Job snobbery in the UK is hampering efforts to fill skills shortages and boost productivity, according to a new report.
A poll of 2,500 people by The Work Foundation, commissioned for the report, finds the views of peers have an enormous impact on people’s choice of work.
Half the respondents under 30 said they were influenced by the views of family and friends when it came to choosing where they worked. Asked if they would take a job with good career prospects in the quick-service restaurant sector, two-thirds said no.
The Work Foundation's report shows that jobs in the service sector boast some of the most innovative training programmes in the UK today, but are often much maligned. It says jobs in the sector are providing communication and teamwork skills that the country is crying out for.
The report also warns that failure to take notice of the career progression and social mobility engendered by service sector employers could damage attempts to raise productivity.
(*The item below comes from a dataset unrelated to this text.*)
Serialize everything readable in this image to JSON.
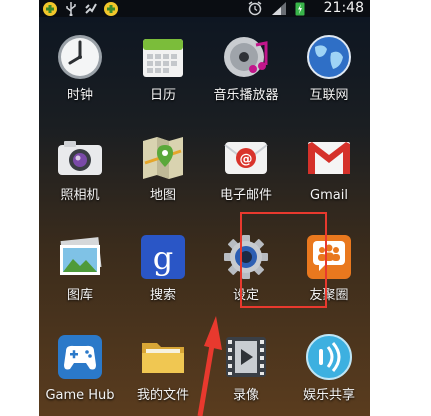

Andy Westwood, head of policy research and author of Are we being served? Career mobility and skills in the UK workforce, said employers such as McDonald’s and Asda dig into some of the country’s most difficult and marginalised labour markets, but simultaneously boast some of the most far-reaching development programmes.
“The UK seems to have a blind spot towards these leaders who take vast numbers of people from little or no skills to high skills,” he said. “These organisations emphatically do not offer the dead end jobs so often associated with the service sector. In fact, they are bucking our increasingly poor trends in economic and social mobility.
“On the eve of the Government’s Skills Strategy, it is clear that we can all learn from the way the service sector approaches training and development. The value of these skills and their training programmes is high. If we continue undermining them, the battle to narrow the UK’s productivity gap will become much harder.”